Exercise
How many lines of these entries hold the string "label"? Reply with the number alone.
Data for the task START
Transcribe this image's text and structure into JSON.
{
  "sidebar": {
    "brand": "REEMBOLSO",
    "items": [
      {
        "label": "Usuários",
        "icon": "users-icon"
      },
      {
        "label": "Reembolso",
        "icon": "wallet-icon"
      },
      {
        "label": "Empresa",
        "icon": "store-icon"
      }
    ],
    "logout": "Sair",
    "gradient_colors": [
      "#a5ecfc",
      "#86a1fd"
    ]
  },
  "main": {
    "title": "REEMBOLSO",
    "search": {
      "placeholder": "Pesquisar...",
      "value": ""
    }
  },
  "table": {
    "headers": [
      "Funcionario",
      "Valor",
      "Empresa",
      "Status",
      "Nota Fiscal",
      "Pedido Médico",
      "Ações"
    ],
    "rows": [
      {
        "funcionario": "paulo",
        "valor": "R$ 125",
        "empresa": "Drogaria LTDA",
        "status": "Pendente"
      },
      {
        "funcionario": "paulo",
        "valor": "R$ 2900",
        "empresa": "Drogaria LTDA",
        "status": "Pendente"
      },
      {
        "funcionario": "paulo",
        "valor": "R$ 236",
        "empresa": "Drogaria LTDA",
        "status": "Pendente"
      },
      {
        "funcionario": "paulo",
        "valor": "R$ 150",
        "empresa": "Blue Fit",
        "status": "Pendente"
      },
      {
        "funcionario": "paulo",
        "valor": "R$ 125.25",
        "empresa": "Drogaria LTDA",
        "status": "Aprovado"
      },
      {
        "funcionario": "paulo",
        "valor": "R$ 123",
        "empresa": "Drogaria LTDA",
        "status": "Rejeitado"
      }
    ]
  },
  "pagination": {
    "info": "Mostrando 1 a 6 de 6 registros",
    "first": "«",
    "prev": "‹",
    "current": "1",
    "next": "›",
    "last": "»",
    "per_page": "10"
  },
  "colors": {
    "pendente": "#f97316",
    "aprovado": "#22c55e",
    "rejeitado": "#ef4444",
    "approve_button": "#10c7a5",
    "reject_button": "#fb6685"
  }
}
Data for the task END
Result of this exercise
3